Norm R & John trying to negotiate Big Pine Rapids

Norm R & John trying to negotiate Big Pine Rapids

At Little Pine Rapids, the force of the water was too great to allow a canoe to be lined up this steep drop; however, John took up the challenge. Fishermen on the opposite bank stopped to watch this event in progress. In their attempt, Wayne held onto the bowline while Norm R and John attached themselves to the sides of the canoe. Norm H positioned himself downstream with his canoe at the ready. The swift cascading current quickly relieved Wayne of the rope while the other two tried in vain to maintain hold of the canoe. With John’s canoe safely ashore and his withdrawal from the challenge, we undertook the L6P20 portage.

At Lochaven Wilderness Lodge, the operator graciously filled our many water bottles with ice and cold water – he refused payment, but we left him a tip.
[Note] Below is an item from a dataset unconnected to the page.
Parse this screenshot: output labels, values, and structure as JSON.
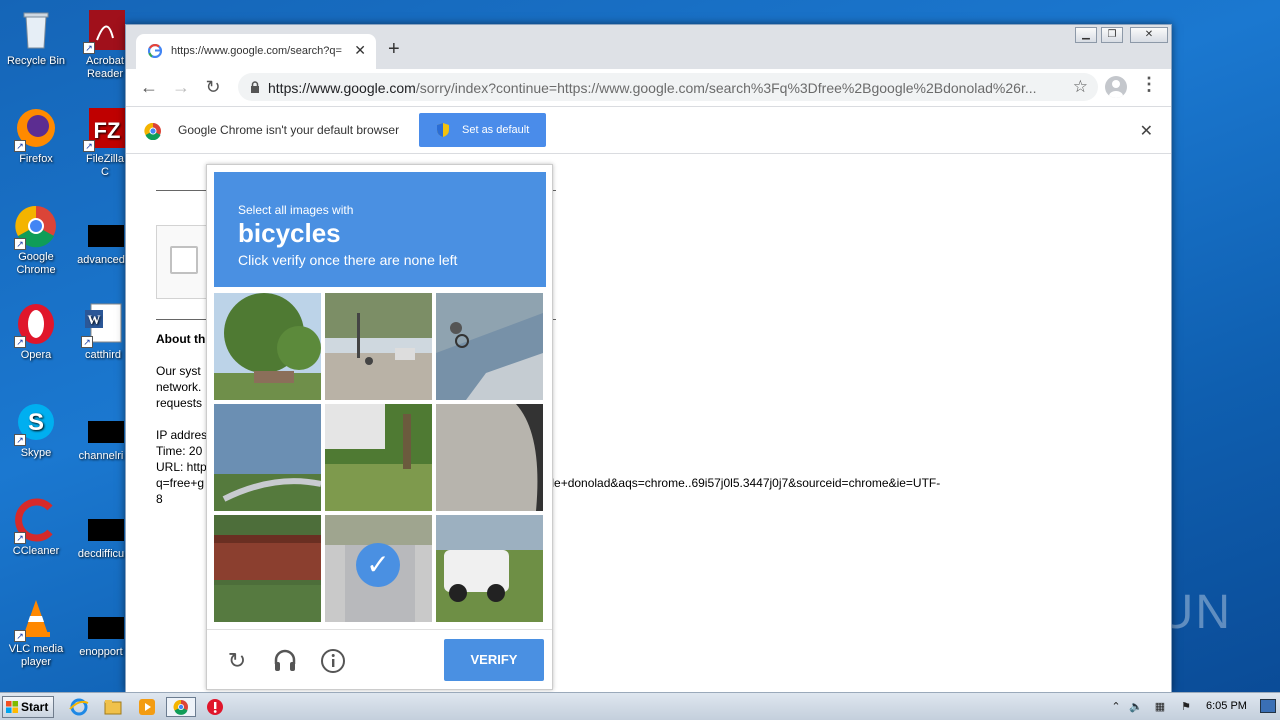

John later sent the lodge an e-mail thanking the operator for his hospitality.

Ariel view of Five Fingers Rapids

Upon entering the French River Channel, we met a group of excited teenagers in six canoes heading for the rapids. We paddled between widely spaced islands until we reached the fast moving Little French River – we could hear the rapids, but could not see their enormity. While unloading the canoe, Wayne slipped and fell backwards upon the rocky shoreline with Norm H’s backpack landing upon him – luckily he was not injured. The portage L7P600 around Five Fingers Rapids was a humungous undertaking because the path started with a steep, narrow uphill climb with branches hitting our bodies and equipment and the canoes having to be turned sideways in order to get them between trees. Several paths made it difficult to determine the main trail that would lead us to the highest point and to the top of the rapids for a perfect view of the scenic landscape. Once the portaging was completed, we took another break and swam next to where the Little French River emptied into Five Fingers Rapids.

Top of Five Fingers Rapids

Middle of Five Fingers Rapids

Bottom of Five Fingers Rapids

The Little French River is very narrow with rocky shorelines with coniferous forest on either side – characteristic of the Canadian Shield. To the right was Okikendawt Island, the First Nation reserve. The cloudless sky with the absence of any wind, held the promise of a hot day. The river was shallow with river grass flowing against us in its current, concealing a large dark shape in the pollen-filled water that caught our eye – it was another alligator-shaped log-head left to rest on the riverbed from the logging era. A blue heron took off from it roost and flew across the river towards higher ground. Life along this waterway was abundant and ever changing, confirming that this river system could easily be considered a wildlife sanctuary.

After passing the Otter Bay campsites, we decided to settle on a crescent-shaped, oak filled campsite, just before the river bend. During a swim, Wayne came into the water with a five-foot long air-filled green water snake float that was used to hold his bottle of soap – a comical moment. The heat of the sun was brutal; still we were able to find the solitude that we craved in the wilderness along this stretch of the river. Wayne drew some dry kindling located next to the campfire and went about lighting a fire – there is something to be said about the smoky smell of a newly lit campfire.

Little French River Campsite

After supper, we sat on the warm rock ledge on this exquisite campsite, watching the orange colored moon rising over the landscape in the star-filled sky as a backdrop - the planet Mars was now twice as far away from the moon than the previous night. Our surroundings began to brighten as the moon rose in the sky.

Copyright by Norm Hooper, December, 2003